GIVEN DATA section start

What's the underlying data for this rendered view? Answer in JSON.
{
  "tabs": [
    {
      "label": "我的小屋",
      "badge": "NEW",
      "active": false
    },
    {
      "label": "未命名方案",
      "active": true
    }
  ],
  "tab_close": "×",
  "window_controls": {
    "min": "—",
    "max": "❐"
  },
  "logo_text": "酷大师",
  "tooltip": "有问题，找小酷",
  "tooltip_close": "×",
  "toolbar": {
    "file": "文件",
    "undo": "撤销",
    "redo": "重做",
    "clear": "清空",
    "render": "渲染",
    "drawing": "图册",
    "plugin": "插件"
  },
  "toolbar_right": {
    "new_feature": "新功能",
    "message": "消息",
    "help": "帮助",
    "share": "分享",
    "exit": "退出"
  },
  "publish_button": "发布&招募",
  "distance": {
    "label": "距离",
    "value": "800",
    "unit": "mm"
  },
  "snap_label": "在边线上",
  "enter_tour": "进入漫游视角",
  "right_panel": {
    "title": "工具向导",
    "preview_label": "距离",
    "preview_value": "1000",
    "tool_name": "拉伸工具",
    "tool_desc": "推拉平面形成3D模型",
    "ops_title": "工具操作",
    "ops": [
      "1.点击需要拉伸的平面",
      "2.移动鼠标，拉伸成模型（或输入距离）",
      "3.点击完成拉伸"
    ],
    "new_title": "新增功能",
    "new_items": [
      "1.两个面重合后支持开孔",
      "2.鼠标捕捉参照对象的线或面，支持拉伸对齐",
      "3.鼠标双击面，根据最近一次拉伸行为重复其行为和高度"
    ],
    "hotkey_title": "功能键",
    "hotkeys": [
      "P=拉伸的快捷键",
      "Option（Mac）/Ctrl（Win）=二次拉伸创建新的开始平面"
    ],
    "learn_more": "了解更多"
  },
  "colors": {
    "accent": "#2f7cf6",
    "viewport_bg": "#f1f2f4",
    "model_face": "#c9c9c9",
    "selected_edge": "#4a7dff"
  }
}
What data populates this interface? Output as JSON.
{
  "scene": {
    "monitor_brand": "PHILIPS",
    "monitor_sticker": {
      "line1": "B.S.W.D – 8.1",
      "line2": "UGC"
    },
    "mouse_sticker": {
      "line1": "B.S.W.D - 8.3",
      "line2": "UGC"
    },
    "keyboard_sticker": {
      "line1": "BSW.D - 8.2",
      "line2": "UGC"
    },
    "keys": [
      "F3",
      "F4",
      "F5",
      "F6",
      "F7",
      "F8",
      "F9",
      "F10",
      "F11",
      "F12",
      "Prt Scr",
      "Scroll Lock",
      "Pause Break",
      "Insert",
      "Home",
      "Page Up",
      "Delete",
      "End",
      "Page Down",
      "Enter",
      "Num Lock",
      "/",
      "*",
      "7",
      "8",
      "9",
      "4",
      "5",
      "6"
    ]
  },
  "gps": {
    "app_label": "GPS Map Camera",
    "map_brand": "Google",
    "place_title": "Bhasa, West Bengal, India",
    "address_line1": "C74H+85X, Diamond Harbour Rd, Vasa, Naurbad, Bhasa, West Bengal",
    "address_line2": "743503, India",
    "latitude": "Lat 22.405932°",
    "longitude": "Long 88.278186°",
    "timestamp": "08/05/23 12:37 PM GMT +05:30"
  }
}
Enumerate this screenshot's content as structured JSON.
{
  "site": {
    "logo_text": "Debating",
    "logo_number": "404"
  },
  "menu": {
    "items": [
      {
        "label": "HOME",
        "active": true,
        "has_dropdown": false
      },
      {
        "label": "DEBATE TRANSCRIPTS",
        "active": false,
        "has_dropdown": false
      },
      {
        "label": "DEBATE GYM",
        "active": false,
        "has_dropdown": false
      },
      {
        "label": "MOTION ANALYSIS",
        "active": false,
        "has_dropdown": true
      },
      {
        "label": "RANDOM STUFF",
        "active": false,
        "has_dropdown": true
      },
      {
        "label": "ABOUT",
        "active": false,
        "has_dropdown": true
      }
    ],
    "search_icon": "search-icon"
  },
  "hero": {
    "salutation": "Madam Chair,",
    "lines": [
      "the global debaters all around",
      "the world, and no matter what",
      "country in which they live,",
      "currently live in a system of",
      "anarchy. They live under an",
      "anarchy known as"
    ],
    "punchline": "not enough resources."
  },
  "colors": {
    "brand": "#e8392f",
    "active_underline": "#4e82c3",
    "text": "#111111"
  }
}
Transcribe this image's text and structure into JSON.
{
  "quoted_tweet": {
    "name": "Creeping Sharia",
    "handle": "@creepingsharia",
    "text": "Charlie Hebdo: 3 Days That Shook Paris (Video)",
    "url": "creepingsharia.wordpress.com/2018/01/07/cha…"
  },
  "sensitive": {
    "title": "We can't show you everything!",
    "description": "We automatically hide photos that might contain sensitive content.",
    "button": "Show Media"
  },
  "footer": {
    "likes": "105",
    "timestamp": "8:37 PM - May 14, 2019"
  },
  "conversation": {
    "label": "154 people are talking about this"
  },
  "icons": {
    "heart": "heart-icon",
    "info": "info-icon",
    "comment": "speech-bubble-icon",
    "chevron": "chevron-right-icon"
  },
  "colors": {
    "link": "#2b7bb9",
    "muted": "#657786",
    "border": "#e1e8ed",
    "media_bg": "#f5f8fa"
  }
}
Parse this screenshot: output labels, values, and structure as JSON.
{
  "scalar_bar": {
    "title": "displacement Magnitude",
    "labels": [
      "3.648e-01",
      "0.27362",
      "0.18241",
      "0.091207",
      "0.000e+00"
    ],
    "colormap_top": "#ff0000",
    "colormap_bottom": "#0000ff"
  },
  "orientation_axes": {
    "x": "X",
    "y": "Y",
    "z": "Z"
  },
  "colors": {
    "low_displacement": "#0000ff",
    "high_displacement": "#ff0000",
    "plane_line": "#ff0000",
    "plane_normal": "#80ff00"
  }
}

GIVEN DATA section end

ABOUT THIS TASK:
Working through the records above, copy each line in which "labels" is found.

ANSWER TO THE EXERCISE:
Parse this screenshot: output labels, values, and structure as JSON.
    "labels": [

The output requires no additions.